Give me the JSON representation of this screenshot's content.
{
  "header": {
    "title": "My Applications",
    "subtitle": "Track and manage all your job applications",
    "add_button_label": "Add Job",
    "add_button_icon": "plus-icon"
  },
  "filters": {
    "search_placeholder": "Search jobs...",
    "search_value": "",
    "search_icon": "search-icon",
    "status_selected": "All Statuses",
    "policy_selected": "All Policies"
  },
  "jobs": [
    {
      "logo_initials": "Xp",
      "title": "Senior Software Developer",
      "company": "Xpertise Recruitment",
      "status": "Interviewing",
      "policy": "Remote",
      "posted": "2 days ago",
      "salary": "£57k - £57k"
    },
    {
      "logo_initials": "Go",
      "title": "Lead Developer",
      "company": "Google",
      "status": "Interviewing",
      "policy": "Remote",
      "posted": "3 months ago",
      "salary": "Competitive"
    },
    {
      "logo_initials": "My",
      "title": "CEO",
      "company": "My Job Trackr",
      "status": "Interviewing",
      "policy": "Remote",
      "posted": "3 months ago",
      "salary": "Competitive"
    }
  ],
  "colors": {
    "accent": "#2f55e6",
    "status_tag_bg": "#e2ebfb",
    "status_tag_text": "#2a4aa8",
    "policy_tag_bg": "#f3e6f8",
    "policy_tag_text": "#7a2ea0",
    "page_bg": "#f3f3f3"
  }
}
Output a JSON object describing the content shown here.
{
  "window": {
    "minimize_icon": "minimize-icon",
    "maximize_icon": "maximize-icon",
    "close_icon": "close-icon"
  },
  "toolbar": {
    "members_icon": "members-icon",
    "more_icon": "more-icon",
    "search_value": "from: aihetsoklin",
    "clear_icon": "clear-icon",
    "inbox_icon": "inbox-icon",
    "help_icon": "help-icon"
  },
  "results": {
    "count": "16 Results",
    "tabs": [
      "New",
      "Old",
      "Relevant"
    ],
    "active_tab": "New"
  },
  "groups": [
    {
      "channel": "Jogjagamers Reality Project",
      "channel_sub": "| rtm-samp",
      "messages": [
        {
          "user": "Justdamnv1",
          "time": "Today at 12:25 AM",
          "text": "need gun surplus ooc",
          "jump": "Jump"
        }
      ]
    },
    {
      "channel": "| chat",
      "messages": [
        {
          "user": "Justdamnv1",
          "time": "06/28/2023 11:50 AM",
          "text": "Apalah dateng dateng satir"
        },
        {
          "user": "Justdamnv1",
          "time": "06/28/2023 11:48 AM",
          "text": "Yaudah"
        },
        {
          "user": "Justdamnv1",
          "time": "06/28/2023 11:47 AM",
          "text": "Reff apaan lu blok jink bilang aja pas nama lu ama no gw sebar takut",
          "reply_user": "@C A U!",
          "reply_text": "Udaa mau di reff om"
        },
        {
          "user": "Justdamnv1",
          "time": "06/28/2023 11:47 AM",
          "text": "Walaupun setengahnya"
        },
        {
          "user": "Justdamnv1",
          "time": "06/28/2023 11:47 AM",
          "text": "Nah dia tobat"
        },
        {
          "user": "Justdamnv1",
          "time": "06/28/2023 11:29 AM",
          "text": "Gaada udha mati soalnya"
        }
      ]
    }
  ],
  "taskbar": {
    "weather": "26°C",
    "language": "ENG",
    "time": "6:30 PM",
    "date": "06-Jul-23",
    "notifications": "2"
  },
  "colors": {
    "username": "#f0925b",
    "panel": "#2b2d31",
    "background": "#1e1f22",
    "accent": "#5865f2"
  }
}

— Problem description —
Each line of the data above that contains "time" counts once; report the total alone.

— Solution —
8